We all want happy, healthy lives for our children. Teaching kids how to meditate can give them a jump start to accessing the many benefits of meditation. Even though today’s kids exhibit elevated levels of restlessness, stress and anxiety, only 1.6% of children in the U.S. meditate. Yet several studies suggest that kids who practice mindfulness tend to develop positive traits such as increased self-control, better attentiveness in class, and more empathy and respect for others. In addition, meditation may help children manage challenging conditions such as stress, depression, ADHD and hyperactivity.
Clearly, introducing kids to mindfulness can benefit them now and in the long run. But children should never be forced to meditate, or they may develop the same aversion towards sitting that they often have towards certain cooked vegetables (!). They should be given the same gentle encouragement that we give ourselves when it comes to meditation practice.
Did you know that it’s easy to learn mindfulness meditation for kids? Many kids have a natural feel for it. Young kids aren’t burdened by as many biases, barriers or preconceptions, which gives them an edge when it comes to non-judgmental awareness.
While there hasn’t been as much general research about the effects of mindfulness on kids as on adults, meditation in the classroom has been getting a lot of attention lately. One flagship initiative is the Compassionate Schools Project taking place in elementary and secondary public schools in Louisville, Kentucky, and impacting some 20,000 kids. With a stated goal of “Educating the Whole Child,” the curriculum “integrates mindfulness for stress management and self-control; contemplative movements, postures and breathing for physical awareness and agility; nutritional knowledge for healthy eating; and social and emotional skills for effective interpersonal relationships.”
Elsewhere, some schools are experimenting with replacing detention time with meditation. A pilot study within the San Francisco school system, partnered with the Center for Wellness and Achievement in Education, convinced even skeptics that the effort to provide mindfulness training to kids, including in one of SF’s poorest school districts, was well worth it. Over a four-year period, suspensions reportedly decreased by over 70%, academic performance increased, and everyone was happy about it. The switch to meditation is already offering similar results in a number of North American schools: maximum benefits at minimal cost.

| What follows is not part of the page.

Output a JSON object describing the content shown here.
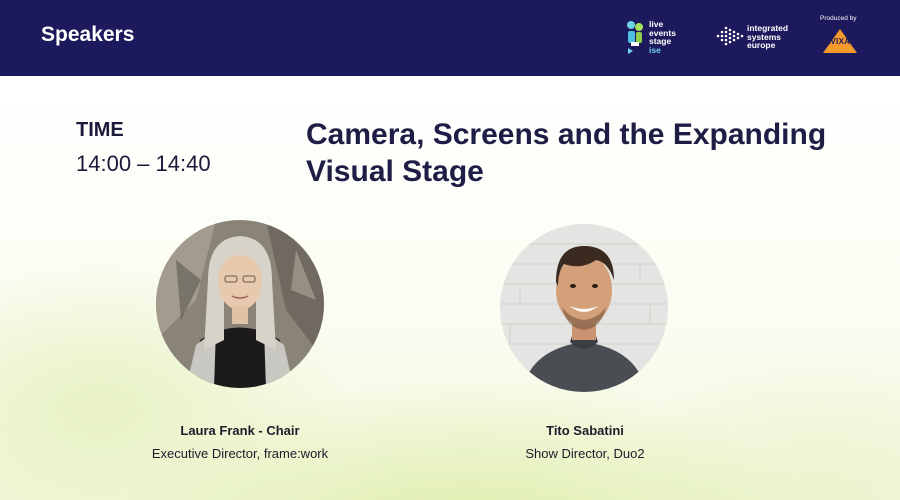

Here are a few of the benefits of children’s meditation
- Enhanced focus
In just a generation or two, things have changed so much that our attention spans can’t keep up. Between social media and technological gadgets, kids – and adults – are constantly surfing the internet, interacting via social media and playing video games indoors instead of reading a book, taking a walk or playing sports. Children who grow up with their noses in their devices often find it difficult to focus and remain attentive. Meditation teaches them that it’s possible to direct their attention at one thing at a time, and that it actually feels great not to be distracted.
- Fostering compassion and self-esteem
Due to pressures and circumstances beyond their control (and sometimes beyond anyone’s control), kids may sometimes feel like they’re not able to pass muster. This can be tough sometimes, especially when a child is bullied or badly teased by others. Most of the insecurities people have as adults can be traced back to their childhoods. The good news is that meditation can bolster children’s feelings of security, empathy and inner stability, and this, in turn, builds compassion, joy and self-esteem. Meditation teaches kids – and adults – that right now is enough.
- Boosting confidence
Mindfulness for children helps kids gain self-awareness and become more confident. The confidence develops naturally when kids learn from their meditation practice that they don’t have to react to all of their thoughts and emotions – they can choose which ones merit their attention and response. Confident kids are better equipped to deal with unfamiliar situations. Thanks to this adaptability, they become better problem solvers and develop a deeper appreciation of life.
- Building empathy and happiness
Mindworks meditation expert Trungram Gyalwa says that the more you give to those around you, the more you gain. Children’s meditation helps them learn how to share their love with other children. They become more patient and understanding, listen more readily to others and empathize with them. One study cited in Slate Magazine “looked at the effectiveness of the Mindful Schools program on around 400 low-income, mostly minority elementary-school students. It found that after five weeks of regular mindfulness sessions, teachers reported that students became more focused, participatory, and caring.” Clearly, mindful children have the tools they need to be happy children. For more information, check out our post Beginner’s Guide to Meditation.
Isn’t it time you introduced your kids to children’s meditation? And check out an interesting case study on how Mindworks helped bring meditation into a high school environment.